But two recent changes to Cloud Peak’s export business deepened the company’s export losses in the first three months of this year.
First, Cloud Peak has ramped up its export volumes. Last summer, Cloud Peak signed long-term contracts to boost the company’s exports through the Westshore coal terminal in southwestern British Columbia. At the time, Cloud Peak crowed about getting port space on the cheap. But so far it has been an expensive purchase: international coal prices have fallen so low that the company now loses about $8 for every ton of coal it ships overseas. So for the foreseeable future, higher export volumes will lead to steeper losses.
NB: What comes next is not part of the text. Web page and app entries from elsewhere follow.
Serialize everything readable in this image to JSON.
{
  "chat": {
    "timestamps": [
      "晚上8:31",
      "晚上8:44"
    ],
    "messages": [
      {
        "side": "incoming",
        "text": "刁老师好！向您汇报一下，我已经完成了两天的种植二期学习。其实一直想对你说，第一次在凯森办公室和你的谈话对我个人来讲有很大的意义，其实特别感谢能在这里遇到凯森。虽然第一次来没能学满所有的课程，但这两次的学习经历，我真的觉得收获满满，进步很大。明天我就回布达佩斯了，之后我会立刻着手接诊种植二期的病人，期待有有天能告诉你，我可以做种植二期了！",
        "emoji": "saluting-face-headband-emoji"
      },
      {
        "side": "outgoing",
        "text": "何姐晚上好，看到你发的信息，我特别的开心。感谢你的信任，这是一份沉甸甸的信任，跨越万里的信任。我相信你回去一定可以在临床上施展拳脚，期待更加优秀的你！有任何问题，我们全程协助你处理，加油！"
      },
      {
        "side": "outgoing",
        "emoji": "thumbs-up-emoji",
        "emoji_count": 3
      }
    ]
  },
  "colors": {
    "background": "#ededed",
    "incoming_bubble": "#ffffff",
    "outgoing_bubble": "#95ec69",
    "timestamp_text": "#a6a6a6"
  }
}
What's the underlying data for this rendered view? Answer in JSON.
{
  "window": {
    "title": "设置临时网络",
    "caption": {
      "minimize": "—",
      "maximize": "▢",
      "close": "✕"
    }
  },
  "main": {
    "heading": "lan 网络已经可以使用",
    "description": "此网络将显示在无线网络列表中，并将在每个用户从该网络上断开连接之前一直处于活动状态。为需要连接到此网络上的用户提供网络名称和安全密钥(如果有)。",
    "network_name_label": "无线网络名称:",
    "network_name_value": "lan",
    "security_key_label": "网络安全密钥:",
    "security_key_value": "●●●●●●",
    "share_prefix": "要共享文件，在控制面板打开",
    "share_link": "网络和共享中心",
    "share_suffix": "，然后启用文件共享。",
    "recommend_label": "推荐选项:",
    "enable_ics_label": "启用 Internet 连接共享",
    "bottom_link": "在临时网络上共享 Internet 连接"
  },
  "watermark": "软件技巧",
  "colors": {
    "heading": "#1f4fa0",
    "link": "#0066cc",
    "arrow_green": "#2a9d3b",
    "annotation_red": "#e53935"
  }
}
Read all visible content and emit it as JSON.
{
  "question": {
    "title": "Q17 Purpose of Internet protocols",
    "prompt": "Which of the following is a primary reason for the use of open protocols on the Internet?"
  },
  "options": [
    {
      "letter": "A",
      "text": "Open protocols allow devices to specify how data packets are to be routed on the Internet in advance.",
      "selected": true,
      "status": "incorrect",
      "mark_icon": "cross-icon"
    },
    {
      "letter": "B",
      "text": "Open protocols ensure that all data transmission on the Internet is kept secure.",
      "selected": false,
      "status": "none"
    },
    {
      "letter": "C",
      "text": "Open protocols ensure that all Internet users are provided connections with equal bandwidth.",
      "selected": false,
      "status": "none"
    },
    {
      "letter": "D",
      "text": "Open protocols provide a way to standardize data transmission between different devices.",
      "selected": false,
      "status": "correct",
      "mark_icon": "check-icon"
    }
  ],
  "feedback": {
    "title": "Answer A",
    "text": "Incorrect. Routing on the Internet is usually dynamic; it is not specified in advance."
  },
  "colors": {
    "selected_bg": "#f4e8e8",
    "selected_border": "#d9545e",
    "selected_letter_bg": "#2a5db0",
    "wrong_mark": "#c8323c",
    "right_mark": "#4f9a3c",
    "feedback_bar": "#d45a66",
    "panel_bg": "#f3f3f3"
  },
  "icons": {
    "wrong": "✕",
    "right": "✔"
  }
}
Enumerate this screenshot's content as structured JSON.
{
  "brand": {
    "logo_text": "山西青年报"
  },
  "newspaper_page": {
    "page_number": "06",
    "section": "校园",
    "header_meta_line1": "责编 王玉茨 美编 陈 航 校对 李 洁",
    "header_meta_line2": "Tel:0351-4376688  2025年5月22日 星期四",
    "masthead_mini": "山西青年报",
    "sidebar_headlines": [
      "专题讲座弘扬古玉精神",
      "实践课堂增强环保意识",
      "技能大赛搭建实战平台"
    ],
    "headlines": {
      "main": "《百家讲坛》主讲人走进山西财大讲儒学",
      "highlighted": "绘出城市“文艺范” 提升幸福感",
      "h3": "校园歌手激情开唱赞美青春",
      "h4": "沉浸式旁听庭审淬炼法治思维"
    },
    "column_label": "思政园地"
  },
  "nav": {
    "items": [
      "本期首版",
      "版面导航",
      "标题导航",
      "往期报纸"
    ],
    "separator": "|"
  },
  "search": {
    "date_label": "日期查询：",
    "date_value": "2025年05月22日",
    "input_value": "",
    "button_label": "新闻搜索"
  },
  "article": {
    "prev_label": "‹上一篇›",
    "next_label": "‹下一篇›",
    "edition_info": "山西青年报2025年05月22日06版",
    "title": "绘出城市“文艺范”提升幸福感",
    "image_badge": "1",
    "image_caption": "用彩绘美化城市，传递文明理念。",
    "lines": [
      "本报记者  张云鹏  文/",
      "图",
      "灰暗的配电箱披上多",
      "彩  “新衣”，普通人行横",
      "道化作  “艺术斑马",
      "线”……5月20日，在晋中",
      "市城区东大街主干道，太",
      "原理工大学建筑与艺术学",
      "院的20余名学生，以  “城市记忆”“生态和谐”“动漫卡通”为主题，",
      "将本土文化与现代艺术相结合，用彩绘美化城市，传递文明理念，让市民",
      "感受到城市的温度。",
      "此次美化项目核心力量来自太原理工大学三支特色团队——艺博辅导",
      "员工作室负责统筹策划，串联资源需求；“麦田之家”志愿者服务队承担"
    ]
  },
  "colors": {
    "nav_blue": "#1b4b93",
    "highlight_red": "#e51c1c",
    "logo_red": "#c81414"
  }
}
Second, the steps that Cloud Peak took to protect itself against falling coal prices are coming to an end. Back in 2011 and 2012, when international coal prices were high, Cloud Peak locked in futures market “hedging” contracts that virtually guaranteed profits even if coal prices fell. From mid-2013 through late 2014, the gains from those hedges allowed the company’s export arm to claim a profit, even though they were losing money on actual coal sales. But those hedge positions are now running thin, and will be completely exhausted by the end of 2016. If the futures market is any guide to coal prices over the coming years, this means that the losses from Cloud Peak’s export arm will continue throughout 2015, and then deepen in 2016 and beyond.
In short, Cloud Peak’s gamble on Asian exports is looking more and more like a bad bet. The once-exuberant Pacific Rim coal market is in the doldrums, and looks poised to stay there. And the losses that Cloud Peak is now sustaining on its export strategy are weighing heavily on the company’s bottom line.